The ADCP is a hydro-acoustic current meter which resembles sonar. This technology is able to measure water current velocities over a depth range by utilizing the Doppler Effect where sound waves are reflected back from particles within a water column. This innovative technology can be used in many applications, including oceanographic surveys, waterway, and wastewater usage.

ADCPs have been on the market for many years, but new developments have greatly improved the efficiency and versatility of this technology. Today, working frequencies start at 38 kHz and increase to several megahertz, depending on what kind of ADCP you choose.

To further enhance its ADCP, Morgan Advanced Materials is creating ceramic ultrasound transducers that come in a wide range of shapes and geometries measuring up to 10 inches in diameter. It is also harnessing its manufacturing capabilities in order to produce large ceramic blocks that are perfect for low frequency requirements. The transducers use piezo-composite elements in order to increase efficiency, bandwidth, and range.

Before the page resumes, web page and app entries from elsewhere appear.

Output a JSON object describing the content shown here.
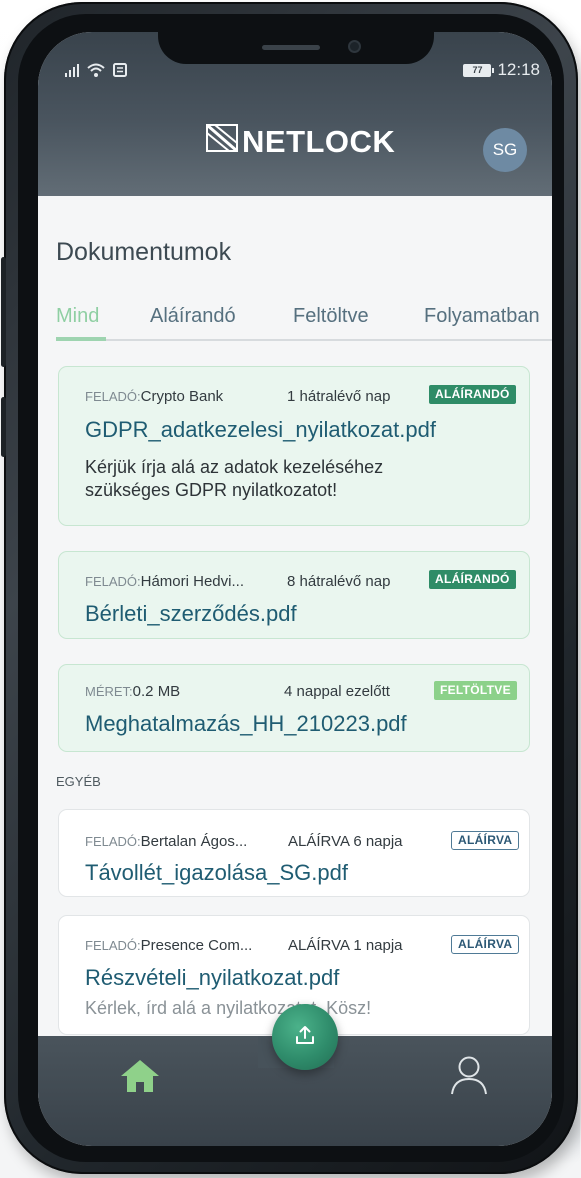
{
  "status_bar": {
    "time": "12:18",
    "battery": "77"
  },
  "header": {
    "logo_text": "NETLOCK",
    "avatar_initials": "SG"
  },
  "page_title": "Dokumentumok",
  "tabs": [
    {
      "label": "Mind",
      "active": true
    },
    {
      "label": "Aláírandó",
      "active": false
    },
    {
      "label": "Feltöltve",
      "active": false
    },
    {
      "label": "Folyamatban",
      "active": false
    }
  ],
  "documents": [
    {
      "meta_label": "FELADÓ:",
      "meta_value": "Crypto Bank",
      "time_info": "1 hátralévő nap",
      "badge": "ALÁÍRANDÓ",
      "file_name": "GDPR_adatkezelesi_nyilatkozat.pdf",
      "description_line1": "Kérjük írja alá az adatok kezeléséhez",
      "description_line2": "szükséges GDPR nyilatkozatot!"
    },
    {
      "meta_label": "FELADÓ:",
      "meta_value": "Hámori Hedvi...",
      "time_info": "8 hátralévő nap",
      "badge": "ALÁÍRANDÓ",
      "file_name": "Bérleti_szerződés.pdf"
    },
    {
      "meta_label": "MÉRET:",
      "meta_value": "0.2 MB",
      "time_info": "4 nappal ezelőtt",
      "badge": "FELTÖLTVE",
      "file_name": "Meghatalmazás_HH_210223.pdf"
    }
  ],
  "other_section_label": "EGYÉB",
  "other_documents": [
    {
      "meta_label": "FELADÓ:",
      "meta_value": "Bertalan Ágos...",
      "time_info": "ALÁÍRVA 6 napja",
      "badge": "ALÁÍRVA",
      "file_name": "Távollét_igazolása_SG.pdf"
    },
    {
      "meta_label": "FELADÓ:",
      "meta_value": "Presence Com...",
      "time_info": "ALÁÍRVA 1 napja",
      "badge": "ALÁÍRVA",
      "file_name": "Részvételi_nyilatkozat.pdf",
      "description": "Kérlek, írd alá a nyilatkozatot. Kösz!"
    }
  ],
  "colors": {
    "header": "#39434c",
    "accent_green": "#2f8c67",
    "card_bg": "#eaf6ef",
    "file_name": "#1f5c72",
    "tab_active": "#8fcfa3"
  },
  "icons": {
    "signal": "signal-icon",
    "wifi": "wifi-icon",
    "notification": "notification-icon",
    "upload": "upload-icon",
    "home": "home-icon",
    "user": "user-icon"
  }
}
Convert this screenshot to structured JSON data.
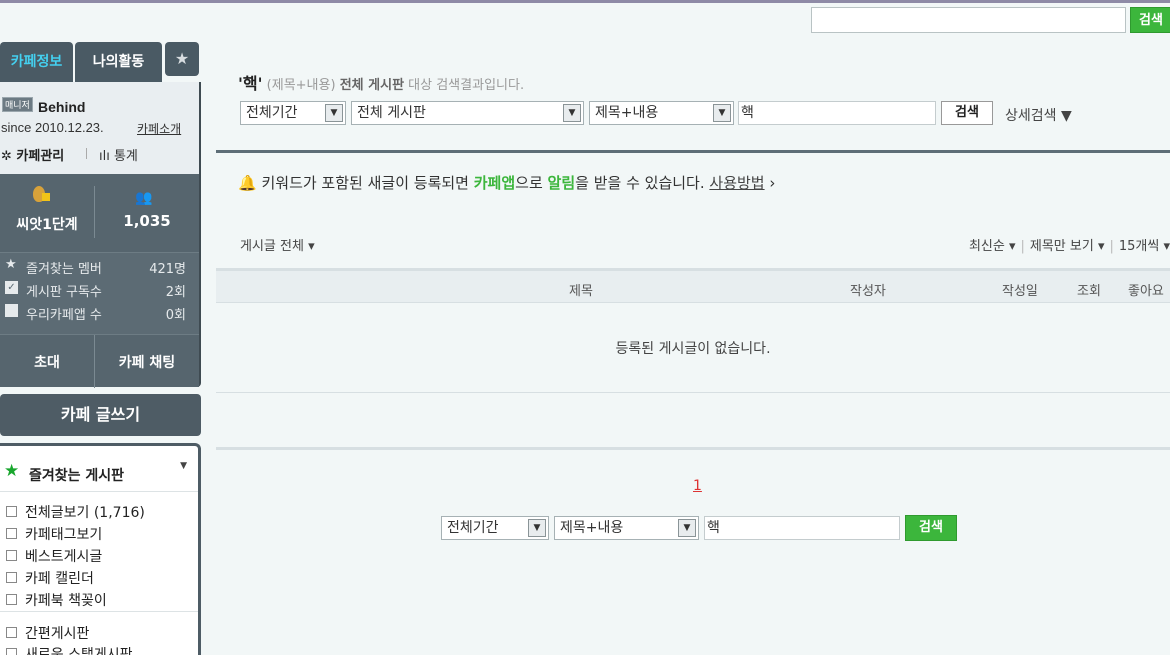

Made from a modified range of soft piezoelectric (PZT) materials, including PZT5H1 and PZT5A1, the transducers have been specially developed. Using inspiration from Morgan’s proprietary range of ceramics, the new products are able to deliver greater sensitivity. The transducers utilize large size blocks, which increase directivity, lower the operating frequency, and reduce the profiling range, all while accounting for interference from objects that are located within the profiling range.

Source: Impeller Net